I don’t think I can ride a horse wearing that sexy banana bread outfit. It’s certainly not practical.
So why is criticizing the sexualization of women and girls’ Halloween costumes important? As the research says, these costumes further reenforce sexist attitudes and negative gender stereotypes. This happens on more days than just Halloween. But as the study points out, adults can benefit, too; as the authors write:
As with children, raising awareness of the circumscribed options for women in ads for costumes might be helpful in reclaiming the creativity and playful nature of Halloween for adults as well.
Reclaiming Power and Place ‑ Virtual Read (Thursday, 10:30am) — a group reading of Reclaiming Power and Place: The Final Report on the National Inquiry into Missing and Murdered Indigenous Women and Girls (2019). More info here.
Extracellular Vesicles in Cardiovascular and Renal Disease – Beyond Biomarkers (Thursday,11am ) — Dylan Burger from the University of Ottawa will talk. Link here.
Habitat (Thursday, 12pm) — architecture lecture with Elisa Iturbe (Yale School of Architecture), Ciro Miguel (ETH, Zürich) and Vanessa Grossman (TUDelft). More info here.
Severi varieties of projective surfaces (Thursday, 2:30pm) — Adrian Zahariuc from the University of Windsor will explain
Severi varieties are spaces which parametrize projective plane curves of fixed degree and geometric genus, and this definition may be easily extended to other projective surfaces by taking the spaces which parametrize curves of fixed homology class and geometric genus on the given surface.

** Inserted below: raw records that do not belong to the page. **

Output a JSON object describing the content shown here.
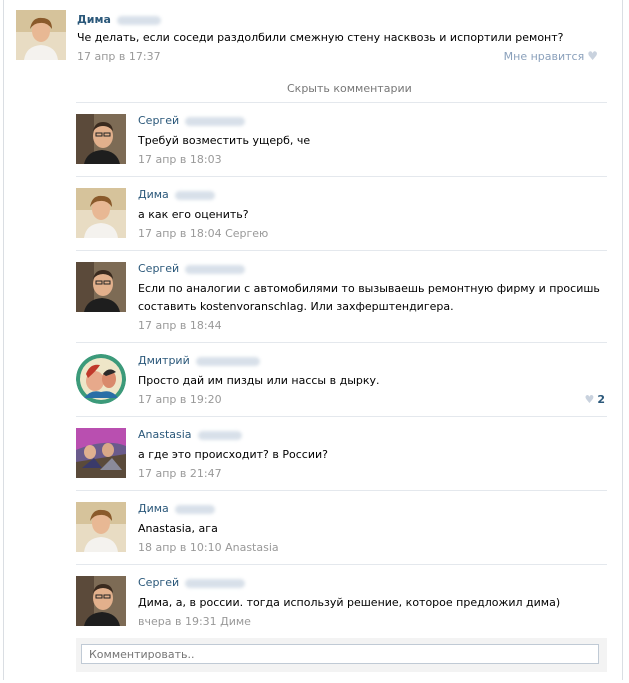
{
  "post": {
    "author": "Дима",
    "text": "Че делать, если соседи раздолбили смежную стену насквозь и испортили ремонт?",
    "date": "17 апр в 17:37",
    "like_label": "Мне нравится"
  },
  "hide_comments": "Скрыть комментарии",
  "comments": [
    {
      "author": "Сергей",
      "text": "Требуй возместить ущерб, че",
      "date": "17 апр в 18:03"
    },
    {
      "author": "Дима",
      "text": "а как его оценить?",
      "date": "17 апр в 18:04 Сергею"
    },
    {
      "author": "Сергей",
      "text": "Если по аналогии с автомобилями то вызываешь ремонтную фирму и просишь составить kostenvoranschlag. Или захферштендигера.",
      "date": "17 апр в 18:44"
    },
    {
      "author": "Дмитрий",
      "text": "Просто дай им пизды или нассы в дырку.",
      "date": "17 апр в 19:20",
      "likes": "2"
    },
    {
      "author": "Anastasia",
      "text": "а где это происходит? в России?",
      "date": "17 апр в 21:47"
    },
    {
      "author": "Дима",
      "text": "Anastasia, ага",
      "date": "18 апр в 10:10 Anastasia"
    },
    {
      "author": "Сергей",
      "text": "Дима, а, в россии. тогда используй решение, которое предложил дима)",
      "date": "вчера в 19:31 Диме"
    }
  ],
  "reply": {
    "placeholder": "Комментировать.."
  },
  "colors": {
    "link": "#2b587a",
    "muted": "#999999",
    "separator": "#e4e8ed"
  }
}
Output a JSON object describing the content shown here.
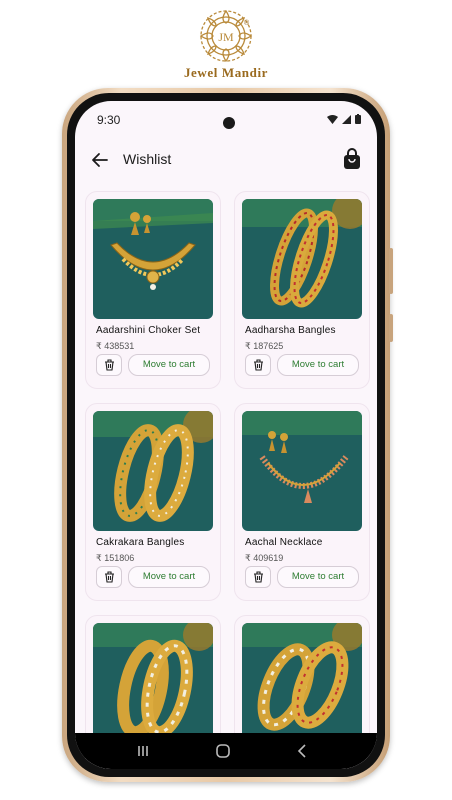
{
  "brand": {
    "name": "Jewel Mandir",
    "monogram": "JM"
  },
  "status_bar": {
    "time": "9:30"
  },
  "header": {
    "title": "Wishlist"
  },
  "wishlist": [
    {
      "name": "Aadarshini Choker Set",
      "price": "₹ 438531",
      "action": "Move to cart"
    },
    {
      "name": "Aadharsha Bangles",
      "price": "₹ 187625",
      "action": "Move to cart"
    },
    {
      "name": "Cakrakara Bangles",
      "price": "₹ 151806",
      "action": "Move to cart"
    },
    {
      "name": "Aachal Necklace",
      "price": "₹ 409619",
      "action": "Move to cart"
    },
    {
      "name": "",
      "price": "",
      "action": ""
    },
    {
      "name": "",
      "price": "",
      "action": ""
    }
  ],
  "colors": {
    "accent": "#2e7d32",
    "gold": "#c9962a",
    "teal": "#1b5a5a",
    "brand": "#9a6a1e"
  }
}
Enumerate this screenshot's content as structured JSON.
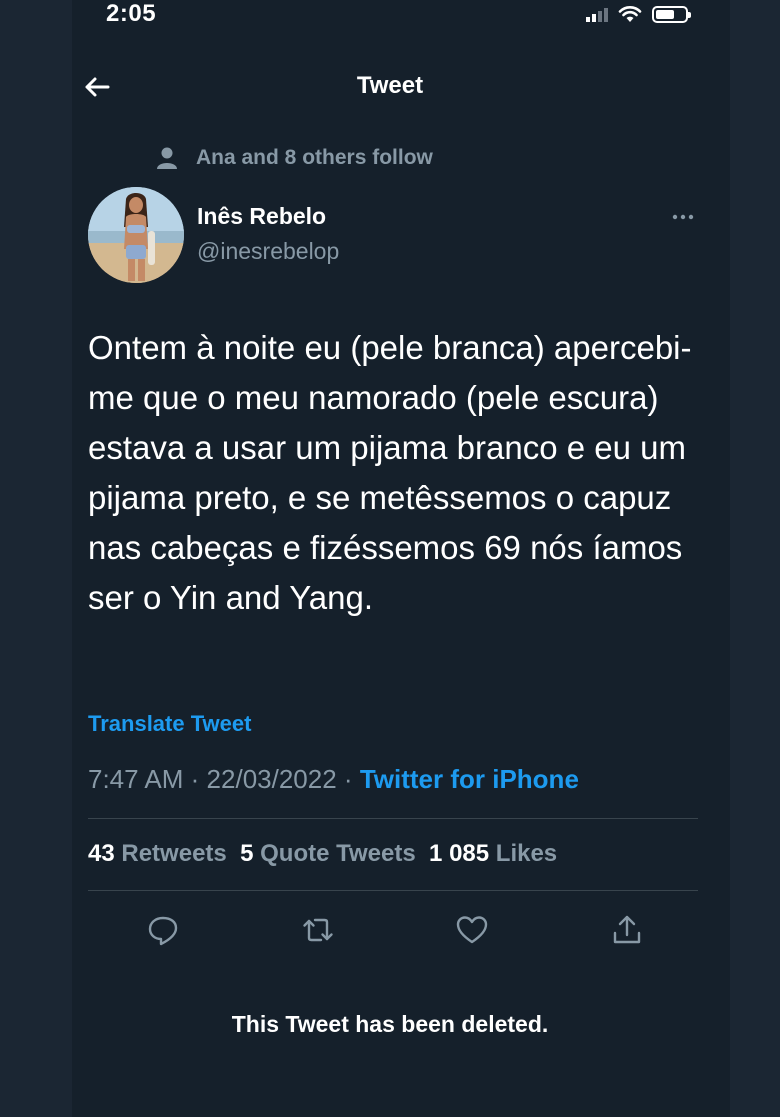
{
  "status_bar": {
    "time": "2:05",
    "signal_icon": "cellular-signal-icon",
    "wifi_icon": "wifi-icon",
    "battery_icon": "battery-icon"
  },
  "header": {
    "back_icon": "back-arrow-icon",
    "title": "Tweet"
  },
  "social_context": {
    "icon": "person-icon",
    "text": "Ana and 8 others follow"
  },
  "author": {
    "name": "Inês Rebelo",
    "handle": "@inesrebelop",
    "more_icon": "more-options-icon"
  },
  "tweet": {
    "text": "Ontem à noite eu (pele branca) apercebi-me que o meu namorado (pele escura) estava a usar um pijama branco e eu um pijama preto, e se metêssemos o capuz nas cabeças e fizéssemos 69 nós íamos ser o Yin and Yang.",
    "translate_label": "Translate Tweet",
    "time": "7:47 AM",
    "date": "22/03/2022",
    "separator": "·",
    "source": "Twitter for iPhone"
  },
  "stats": {
    "retweets_count": "43",
    "retweets_label": "Retweets",
    "quotes_count": "5",
    "quotes_label": "Quote Tweets",
    "likes_count": "1 085",
    "likes_label": "Likes"
  },
  "actions": [
    {
      "name": "reply",
      "icon": "reply-icon"
    },
    {
      "name": "retweet",
      "icon": "retweet-icon"
    },
    {
      "name": "like",
      "icon": "heart-icon"
    },
    {
      "name": "share",
      "icon": "share-icon"
    }
  ],
  "notice": {
    "text": "This Tweet has been deleted."
  },
  "colors": {
    "background": "#15202b",
    "accent": "#1d9bf0",
    "secondary_text": "#8899a6",
    "divider": "#38444d"
  }
}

In this talk, I will first give a gentle and concrete introduction to these objects, and then I will focus on a question which (although known for the projective plane) is still open for most other projective surfaces, namely the question of whether the Severi varieties are irreducible. This question can be rephrased as follows: is it possible to continuously deform any curve on the surface into any other curve on the surface of the same homology class and geometric genus while keeping the genus fixed throughout the deformation?
Forecasting nonlocal climate impacts for mobile species using multivariate spatio‑temporal extensions to empirical orthogonal function analysis (Thursday, 3:30pm) — James Thorson from the Alaska Fisheries Science Centre and National Marine Fisheries Service will talk. Abstract and link here.

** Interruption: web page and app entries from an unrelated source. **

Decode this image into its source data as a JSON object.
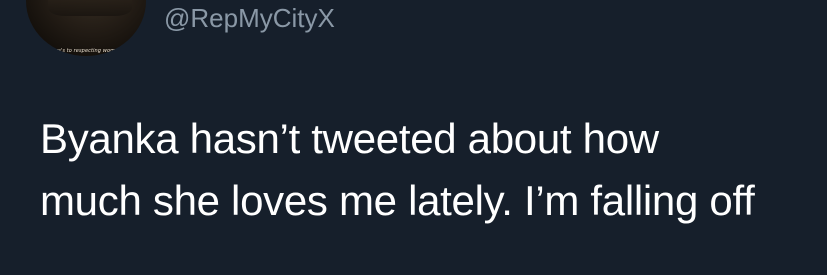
{
  "author": {
    "handle": "@RepMyCityX",
    "avatar_caption": "...re's to respecting women"
  },
  "tweet": {
    "lines": [
      "Byanka hasn’t tweeted about how",
      "much she loves me lately. I’m falling off"
    ]
  },
  "colors": {
    "background": "#161f2b",
    "text": "#ffffff",
    "handle": "#8a98a6"
  }
}
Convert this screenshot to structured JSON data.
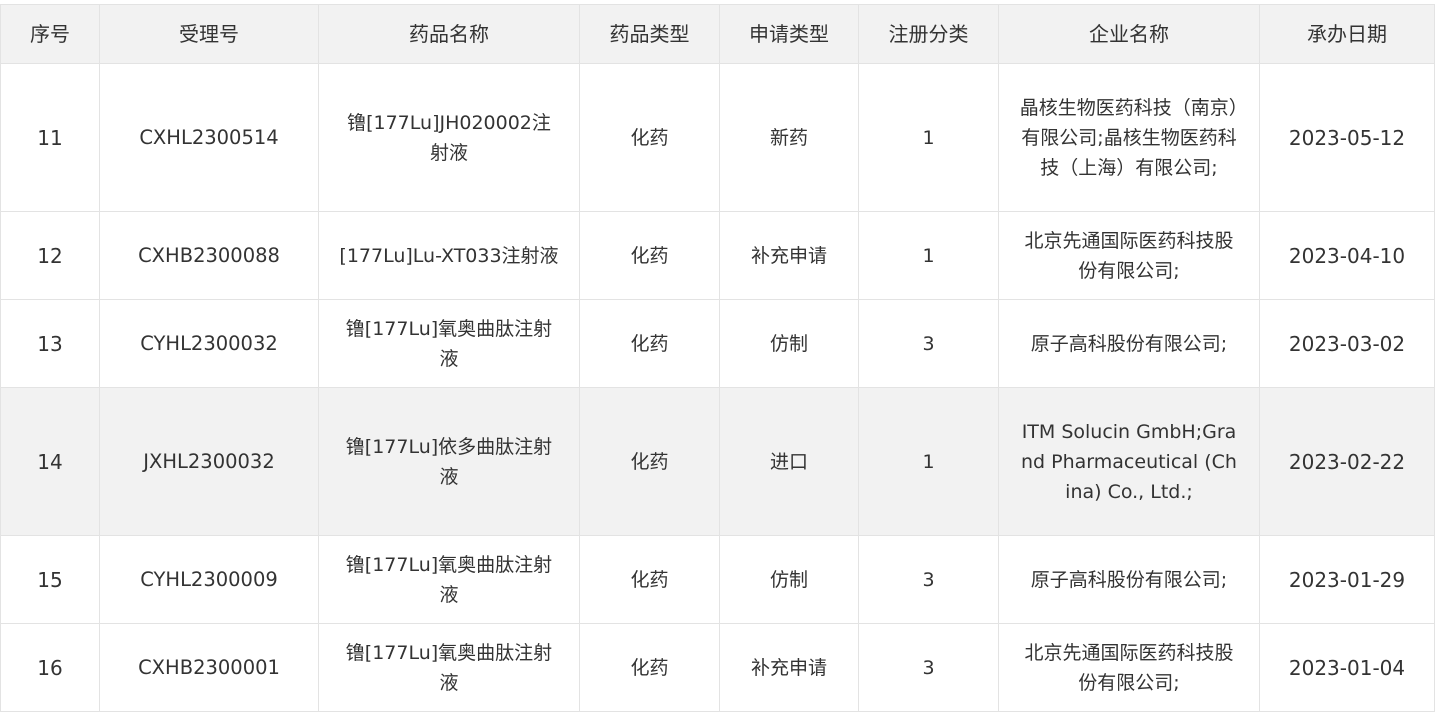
{
  "table": {
    "headers": [
      {
        "key": "no",
        "label": "序号"
      },
      {
        "key": "id",
        "label": "受理号"
      },
      {
        "key": "name",
        "label": "药品名称"
      },
      {
        "key": "drug_type",
        "label": "药品类型"
      },
      {
        "key": "apply_type",
        "label": "申请类型"
      },
      {
        "key": "reg_class",
        "label": "注册分类"
      },
      {
        "key": "company",
        "label": "企业名称"
      },
      {
        "key": "date",
        "label": "承办日期"
      }
    ],
    "rows": [
      {
        "no": "11",
        "id": "CXHL2300514",
        "name": "镥[177Lu]JH020002注射液",
        "drug_type": "化药",
        "apply_type": "新药",
        "reg_class": "1",
        "company": "晶核生物医药科技（南京）有限公司;晶核生物医药科技（上海）有限公司;",
        "date": "2023-05-12"
      },
      {
        "no": "12",
        "id": "CXHB2300088",
        "name": "[177Lu]Lu-XT033注射液",
        "drug_type": "化药",
        "apply_type": "补充申请",
        "reg_class": "1",
        "company": "北京先通国际医药科技股份有限公司;",
        "date": "2023-04-10"
      },
      {
        "no": "13",
        "id": "CYHL2300032",
        "name": "镥[177Lu]氧奥曲肽注射液",
        "drug_type": "化药",
        "apply_type": "仿制",
        "reg_class": "3",
        "company": "原子高科股份有限公司;",
        "date": "2023-03-02"
      },
      {
        "no": "14",
        "id": "JXHL2300032",
        "name": "镥[177Lu]依多曲肽注射液",
        "drug_type": "化药",
        "apply_type": "进口",
        "reg_class": "1",
        "company": "ITM Solucin GmbH;Grand Pharmaceutical (China) Co., Ltd.;",
        "date": "2023-02-22"
      },
      {
        "no": "15",
        "id": "CYHL2300009",
        "name": "镥[177Lu]氧奥曲肽注射液",
        "drug_type": "化药",
        "apply_type": "仿制",
        "reg_class": "3",
        "company": "原子高科股份有限公司;",
        "date": "2023-01-29"
      },
      {
        "no": "16",
        "id": "CXHB2300001",
        "name": "镥[177Lu]氧奥曲肽注射液",
        "drug_type": "化药",
        "apply_type": "补充申请",
        "reg_class": "3",
        "company": "北京先通国际医药科技股份有限公司;",
        "date": "2023-01-04"
      }
    ]
  },
  "colors": {
    "header_bg": "#f2f2f2",
    "hover_row_bg": "#f2f2f2",
    "border": "#e3e3e3",
    "text": "#333333"
  }
}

Bridging Religion and Black Nationalism: The Founding of St. Philips African Orthodox Church and the Universal Negro Improvement Association Hall in Whitney Pier, 1900-1930 (Friday, 3:30pm) — Claudine Bonner from Acadia University will talk. Contact this person for the link.
Entrepreneurial Mindset Success Certificate: COVID-19 Resiliency Session (Thursday, 12am) — a series of Zoom workshops. From the listing:
The Saint Mary’s University Entrepreneurship Centre has developed eight essential online workshops as part of the Entrepreneurial Mindset Success Certificate, aimed to support individuals who have found themselves unemployed or unable to find employment due to COVID-19.
The Certificate takes a customized approach to provide relevant skills training and exposure to entrepreneurship, with the goal of helping individuals feel prepared to re-enter a new and changed job market, return to work, or start their own business.
Prototyping workshop (Thursday, 12pm) — an interactive webinar. More info here.
In the harbour
06:00: Contship Ice, container ship, arrives at Pier 41 from Philipsburg, Sint Maarten
07:00: Elka Nikolas, oil tanker, arrives at anchorage from IJmuiden, Netherlands
08:30: Atlantic Kestrel, offshore supply ship, arrives at Irving Oil from Port Hawkesbury
11:00: Taipei Trader, container ship, arrives at Pier 42 from New York
11:30: Contship Ice sails for Saint John
16:30: MOL Maneuver, container ship, sails from Fairview Cove for Dubai
22:30: Taipei Trader sails for Kingston, Jamaica
23:30: CSL Tacoma, bulker, arrives at National Gypsum from Sydney
I just may move to a ranch and ride horses all day long.